Yes, no trip to Salt Lake City can be complete without visiting the world famous home of the Morman Tabernacle Choir. We did not get to hear them sing, but we did get a demonstration of the organ in their place of worship.
It was amazing to say the least. The organ consists of about 200 pipes if I remember correctly, the smallest (less than 3mm long) putting out a high pitched sound that can just barely be captured by the human ear, while the biggest (several meters high) produces a sound that causes your body to vibrate with its deep bass sound, almost below your hearing level. We received a demonstration of the accousitic beauty of the building it was housed in also. You can see in the picture the guide entering the stage. From the podium he first demonstrated the organ, and as he spoke he used no speakers or other electronic system to amplify his voice even though we were 50 meters away or more. As he spoke he actually dropped a pin onto the podium from a height of only 10 cm and we could hear it loud and clear all that distance.

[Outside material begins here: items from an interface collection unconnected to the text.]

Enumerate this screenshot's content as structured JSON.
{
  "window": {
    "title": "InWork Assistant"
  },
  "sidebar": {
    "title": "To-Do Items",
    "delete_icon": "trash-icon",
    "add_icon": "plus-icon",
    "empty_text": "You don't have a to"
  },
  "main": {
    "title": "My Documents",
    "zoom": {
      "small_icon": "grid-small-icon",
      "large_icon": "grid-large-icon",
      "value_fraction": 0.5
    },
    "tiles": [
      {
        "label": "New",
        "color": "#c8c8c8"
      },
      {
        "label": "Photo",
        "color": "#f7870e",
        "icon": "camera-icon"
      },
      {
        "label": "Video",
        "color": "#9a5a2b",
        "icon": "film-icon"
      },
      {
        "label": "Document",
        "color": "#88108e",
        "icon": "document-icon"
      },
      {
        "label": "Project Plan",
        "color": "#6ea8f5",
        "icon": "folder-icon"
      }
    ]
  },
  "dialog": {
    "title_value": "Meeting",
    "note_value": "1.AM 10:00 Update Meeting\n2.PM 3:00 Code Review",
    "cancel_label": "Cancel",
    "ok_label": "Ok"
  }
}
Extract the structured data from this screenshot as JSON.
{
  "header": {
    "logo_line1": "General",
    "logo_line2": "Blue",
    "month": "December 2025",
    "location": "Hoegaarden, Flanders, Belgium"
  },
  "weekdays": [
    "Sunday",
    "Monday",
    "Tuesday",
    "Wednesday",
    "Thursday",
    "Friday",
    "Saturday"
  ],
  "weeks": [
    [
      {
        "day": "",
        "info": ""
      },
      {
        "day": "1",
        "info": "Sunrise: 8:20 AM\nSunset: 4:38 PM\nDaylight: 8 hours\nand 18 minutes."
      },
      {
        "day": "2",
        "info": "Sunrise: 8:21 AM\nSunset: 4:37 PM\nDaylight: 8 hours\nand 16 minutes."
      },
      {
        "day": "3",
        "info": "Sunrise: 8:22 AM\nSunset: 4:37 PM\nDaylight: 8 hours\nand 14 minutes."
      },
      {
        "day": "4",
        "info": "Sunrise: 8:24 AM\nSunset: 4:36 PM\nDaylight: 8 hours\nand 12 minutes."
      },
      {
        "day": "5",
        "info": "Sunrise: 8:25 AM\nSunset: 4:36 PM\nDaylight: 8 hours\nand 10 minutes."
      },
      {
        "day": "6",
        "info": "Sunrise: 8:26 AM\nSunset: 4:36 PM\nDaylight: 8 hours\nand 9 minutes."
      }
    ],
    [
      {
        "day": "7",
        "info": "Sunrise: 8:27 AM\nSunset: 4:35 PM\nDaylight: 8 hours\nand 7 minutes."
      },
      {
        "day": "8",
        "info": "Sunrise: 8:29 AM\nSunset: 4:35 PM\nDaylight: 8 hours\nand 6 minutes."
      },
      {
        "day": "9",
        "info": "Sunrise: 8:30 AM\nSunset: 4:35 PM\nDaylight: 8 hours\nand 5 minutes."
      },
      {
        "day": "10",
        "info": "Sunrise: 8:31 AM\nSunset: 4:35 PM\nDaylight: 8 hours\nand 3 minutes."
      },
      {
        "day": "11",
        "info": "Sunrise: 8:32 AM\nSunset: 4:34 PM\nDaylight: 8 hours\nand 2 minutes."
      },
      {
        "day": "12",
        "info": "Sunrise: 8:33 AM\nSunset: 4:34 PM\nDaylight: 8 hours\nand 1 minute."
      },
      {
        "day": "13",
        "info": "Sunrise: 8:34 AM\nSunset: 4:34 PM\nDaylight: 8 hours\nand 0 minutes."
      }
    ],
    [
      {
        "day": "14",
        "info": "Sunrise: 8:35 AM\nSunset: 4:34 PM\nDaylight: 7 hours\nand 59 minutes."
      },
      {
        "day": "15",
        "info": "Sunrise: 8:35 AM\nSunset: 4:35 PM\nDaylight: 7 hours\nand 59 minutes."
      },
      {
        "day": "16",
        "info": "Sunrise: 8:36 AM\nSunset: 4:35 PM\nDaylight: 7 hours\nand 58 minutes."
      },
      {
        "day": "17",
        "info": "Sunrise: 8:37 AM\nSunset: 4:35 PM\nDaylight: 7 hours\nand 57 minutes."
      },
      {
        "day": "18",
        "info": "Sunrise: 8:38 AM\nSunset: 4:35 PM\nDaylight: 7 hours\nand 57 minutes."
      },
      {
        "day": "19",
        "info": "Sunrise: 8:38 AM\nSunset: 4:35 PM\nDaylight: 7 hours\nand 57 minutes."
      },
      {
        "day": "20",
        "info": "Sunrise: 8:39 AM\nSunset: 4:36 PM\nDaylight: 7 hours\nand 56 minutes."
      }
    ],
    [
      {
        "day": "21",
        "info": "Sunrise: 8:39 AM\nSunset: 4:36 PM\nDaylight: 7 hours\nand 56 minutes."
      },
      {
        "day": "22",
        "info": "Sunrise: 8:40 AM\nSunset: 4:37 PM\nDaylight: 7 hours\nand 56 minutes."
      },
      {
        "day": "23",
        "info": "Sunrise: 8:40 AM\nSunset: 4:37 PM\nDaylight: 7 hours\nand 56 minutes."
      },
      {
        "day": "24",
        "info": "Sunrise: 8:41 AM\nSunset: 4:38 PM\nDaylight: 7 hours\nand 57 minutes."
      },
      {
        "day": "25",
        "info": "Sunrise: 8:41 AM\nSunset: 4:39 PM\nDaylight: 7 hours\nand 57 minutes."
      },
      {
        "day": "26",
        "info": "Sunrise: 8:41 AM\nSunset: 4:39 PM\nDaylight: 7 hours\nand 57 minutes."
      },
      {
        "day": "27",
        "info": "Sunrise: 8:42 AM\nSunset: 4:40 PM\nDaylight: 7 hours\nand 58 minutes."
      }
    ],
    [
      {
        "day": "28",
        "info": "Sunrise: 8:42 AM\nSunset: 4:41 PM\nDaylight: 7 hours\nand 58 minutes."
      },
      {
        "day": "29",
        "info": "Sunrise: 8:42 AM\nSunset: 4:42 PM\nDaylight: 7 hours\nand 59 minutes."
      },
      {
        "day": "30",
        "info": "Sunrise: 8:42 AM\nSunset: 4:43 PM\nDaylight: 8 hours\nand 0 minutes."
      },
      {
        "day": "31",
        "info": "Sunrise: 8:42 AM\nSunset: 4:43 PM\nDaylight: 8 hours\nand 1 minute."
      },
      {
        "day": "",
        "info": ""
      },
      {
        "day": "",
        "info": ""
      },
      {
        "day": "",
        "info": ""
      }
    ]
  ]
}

The accousitics were amazing to say the least.
How can you visit Salt Lake City and not see the Mormon Temple? Once you reach the perimeter you'll be greeted by one of the young missionaries who lurk the grounds and will eagerly volunteer to be your guide.
You will see the church with its famous tabernacle choir organ and then be taken to a multilingual religious audio presentation in a separate foyer. I was given the indoctrination in Mandarin Chinese, Japanese, and Farsi on request.
No, I don't really speak Farsi but it sure impressed the pretty young lass across the foyer when that was the third language I asked for.
Ah, the Mormon Temple; a wonderful place to pick up languages (and chicks!)
Brigham Young may have been the force behind the Church of Latter Day Saints and its prophet but today, its most visible incarnation is the Mormon Tabernacle Choir. This 360 member choir was deemed “America's Choir” by Ronald Regan though personally I would opt for something more in the gospel vein. Named after the Mormon Tabernacle where it has performed since 1873, the oval shaped building is renowned for its acoustics and its massive organ with nearly 12,000 pipes!
This was the only time we felt a bit uncomfortable in the Temple Square area. We just wanted to walk around and check it out but everywhere we went it seemed one of the Stepford Wive-devotees running the tours ever so helpfully tried to get us to join one. It would have been nice to hear the choir practice and we could have if we returned in the evening but after a fun evening in Squatters Pub Brewery, Motel 6 was calling more loudly.
Salt Lake City revolves around the Mormon Tabernacle Temple. That is how the roads are determined leading to it. It is a spectacular building. It was my hope to see the Tabernacle Choir perform but skiing was more important. We did go visit the temple and took some photos. The Christmas display was still up.
Mormon Tabernacle Choir has a unique, recognizable, powerful sound. Perhaps that is why the choir is an attraction wherever it performs and draws diverse crowds of visitors from all over the world. Indeed, it is popularly known as "America's Choir," a worthy title earned by more than a century and a half of singing the sacred hymns of The Church of Jesus Christ of Latter-day Saints and the great choral works of the masters to the enjoyable of all kinds of audiences.